Dr. House wrote:
Makes sense. The other day I watched a broadcast about the anniversary of the fall of the Berlin Wall in Russian and I switched to Ukrainian and they said Берлінський мур there, so I've been curious a little bit. Thank you for the clarification.
Absolutely. Berlin Wall (Берлінський мур) is the first thing that comes to my mind when thinking about the use of the [мур] as well
The explanation for the [стіна / мур] distinction given by TheStrayCat
is totally thorough. Still funny, that we rather call the Berlin Wall as [Берлінський мур], but the Great Wall of China as [Китайська стіна]. Although the opposite would be more reasonable
People just get used to the phrases.
In addition to that, the only more thing I may think about this issue is that Russian language has only one word [стена] for that, while in Ukrainian we have two [стіна / мур]. Therefore me may think about [мур] as more Ukrainian. And language purists may tend to use the word [мур] relatively more often. Just my guess.
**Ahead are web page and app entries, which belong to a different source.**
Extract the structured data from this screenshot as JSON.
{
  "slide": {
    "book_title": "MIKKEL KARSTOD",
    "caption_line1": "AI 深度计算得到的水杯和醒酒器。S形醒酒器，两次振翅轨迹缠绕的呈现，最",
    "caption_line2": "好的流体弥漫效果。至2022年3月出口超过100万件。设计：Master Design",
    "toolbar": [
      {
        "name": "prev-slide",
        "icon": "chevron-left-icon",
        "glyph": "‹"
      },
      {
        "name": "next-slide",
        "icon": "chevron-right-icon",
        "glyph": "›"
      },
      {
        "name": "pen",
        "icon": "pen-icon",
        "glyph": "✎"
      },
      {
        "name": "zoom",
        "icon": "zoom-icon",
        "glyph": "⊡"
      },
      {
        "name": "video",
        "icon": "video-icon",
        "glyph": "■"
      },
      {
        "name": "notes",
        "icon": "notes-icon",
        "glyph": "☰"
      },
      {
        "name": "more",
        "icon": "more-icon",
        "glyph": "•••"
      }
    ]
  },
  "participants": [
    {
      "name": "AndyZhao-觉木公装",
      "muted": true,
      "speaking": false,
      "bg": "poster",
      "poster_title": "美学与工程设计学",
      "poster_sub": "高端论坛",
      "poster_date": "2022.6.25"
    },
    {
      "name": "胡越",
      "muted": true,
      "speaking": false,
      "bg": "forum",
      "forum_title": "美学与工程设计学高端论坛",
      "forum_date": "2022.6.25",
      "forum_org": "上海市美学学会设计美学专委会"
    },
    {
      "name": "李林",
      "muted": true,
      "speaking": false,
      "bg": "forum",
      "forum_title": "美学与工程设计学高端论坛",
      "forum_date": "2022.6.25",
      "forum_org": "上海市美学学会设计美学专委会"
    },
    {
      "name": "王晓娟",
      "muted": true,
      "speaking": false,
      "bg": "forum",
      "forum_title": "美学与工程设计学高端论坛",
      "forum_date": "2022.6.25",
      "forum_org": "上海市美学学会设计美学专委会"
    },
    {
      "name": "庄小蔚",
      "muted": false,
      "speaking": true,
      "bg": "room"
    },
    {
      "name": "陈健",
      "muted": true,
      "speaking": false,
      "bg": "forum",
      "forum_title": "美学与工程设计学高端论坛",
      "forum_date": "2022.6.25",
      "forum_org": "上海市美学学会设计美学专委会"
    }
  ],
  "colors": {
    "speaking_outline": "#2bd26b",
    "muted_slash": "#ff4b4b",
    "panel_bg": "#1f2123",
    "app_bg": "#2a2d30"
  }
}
Native [flag=]uk[/flag], OK [flag=]be.Tara[/flag] [flag=]en[/flag] [flag=]pl[/flag], Some [flag=]de[/flag] [flag=]fr[/flag], Beginner [flag=]tr[/flag] [flag=]ro[/flag], Kudos to [flag=]crh[/flag] [flag=]ca[/flag] [flag=]ga[/flag] [flag=]eu[/flag]